• Exercise description: Your reply must contain exactly the lines running from the one with "Enumerate this screenshot's" to the last line of the entries below, both included, and no other lines.

(Collected data)
+--
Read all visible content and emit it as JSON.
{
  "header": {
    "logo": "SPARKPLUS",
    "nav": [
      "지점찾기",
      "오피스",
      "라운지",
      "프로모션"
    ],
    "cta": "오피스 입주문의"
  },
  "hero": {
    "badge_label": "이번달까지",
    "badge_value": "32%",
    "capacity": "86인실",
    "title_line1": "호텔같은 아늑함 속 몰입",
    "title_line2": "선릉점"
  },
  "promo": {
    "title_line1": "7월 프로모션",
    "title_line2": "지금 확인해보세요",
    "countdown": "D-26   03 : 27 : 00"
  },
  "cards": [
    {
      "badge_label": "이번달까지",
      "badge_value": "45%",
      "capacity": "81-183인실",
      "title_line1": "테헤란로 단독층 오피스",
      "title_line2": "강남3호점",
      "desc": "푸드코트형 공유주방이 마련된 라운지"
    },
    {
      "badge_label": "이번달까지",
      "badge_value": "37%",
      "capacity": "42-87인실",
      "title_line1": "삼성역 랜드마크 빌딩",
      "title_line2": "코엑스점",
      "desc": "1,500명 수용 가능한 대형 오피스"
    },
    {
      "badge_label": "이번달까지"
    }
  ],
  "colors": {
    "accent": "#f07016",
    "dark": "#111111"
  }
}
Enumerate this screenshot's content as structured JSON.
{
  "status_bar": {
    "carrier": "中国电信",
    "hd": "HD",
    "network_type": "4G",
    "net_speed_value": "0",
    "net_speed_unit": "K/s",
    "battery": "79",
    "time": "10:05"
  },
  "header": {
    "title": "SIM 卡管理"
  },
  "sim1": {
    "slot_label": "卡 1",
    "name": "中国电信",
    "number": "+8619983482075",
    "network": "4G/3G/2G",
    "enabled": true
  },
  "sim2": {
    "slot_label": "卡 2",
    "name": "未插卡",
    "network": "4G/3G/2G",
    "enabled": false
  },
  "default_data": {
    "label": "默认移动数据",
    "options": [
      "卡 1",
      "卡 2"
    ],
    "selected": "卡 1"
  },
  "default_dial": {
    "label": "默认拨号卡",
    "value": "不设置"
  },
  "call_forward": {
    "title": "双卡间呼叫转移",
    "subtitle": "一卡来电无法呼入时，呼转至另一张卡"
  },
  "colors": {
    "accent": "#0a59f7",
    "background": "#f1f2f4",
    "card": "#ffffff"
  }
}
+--
• Response:
Enumerate this screenshot's content as structured JSON.
{
  "status_bar": {
    "carrier": "中国电信",
    "hd": "HD",
    "network_type": "4G",
    "net_speed_value": "0",
    "net_speed_unit": "K/s",
    "battery": "79",
    "time": "10:05"
  },
  "header": {
    "title": "SIM 卡管理"
  },
  "sim1": {
    "slot_label": "卡 1",
    "name": "中国电信",
    "number": "+8619983482075",
    "network": "4G/3G/2G",
    "enabled": true
  },
  "sim2": {
    "slot_label": "卡 2",
    "name": "未插卡",
    "network": "4G/3G/2G",
    "enabled": false
  },
  "default_data": {
    "label": "默认移动数据",
    "options": [
      "卡 1",
      "卡 2"
    ],
    "selected": "卡 1"
  },
  "default_dial": {
    "label": "默认拨号卡",
    "value": "不设置"
  },
  "call_forward": {
    "title": "双卡间呼叫转移",
    "subtitle": "一卡来电无法呼入时，呼转至另一张卡"
  },
  "colors": {
    "accent": "#0a59f7",
    "background": "#f1f2f4",
    "card": "#ffffff"
  }
}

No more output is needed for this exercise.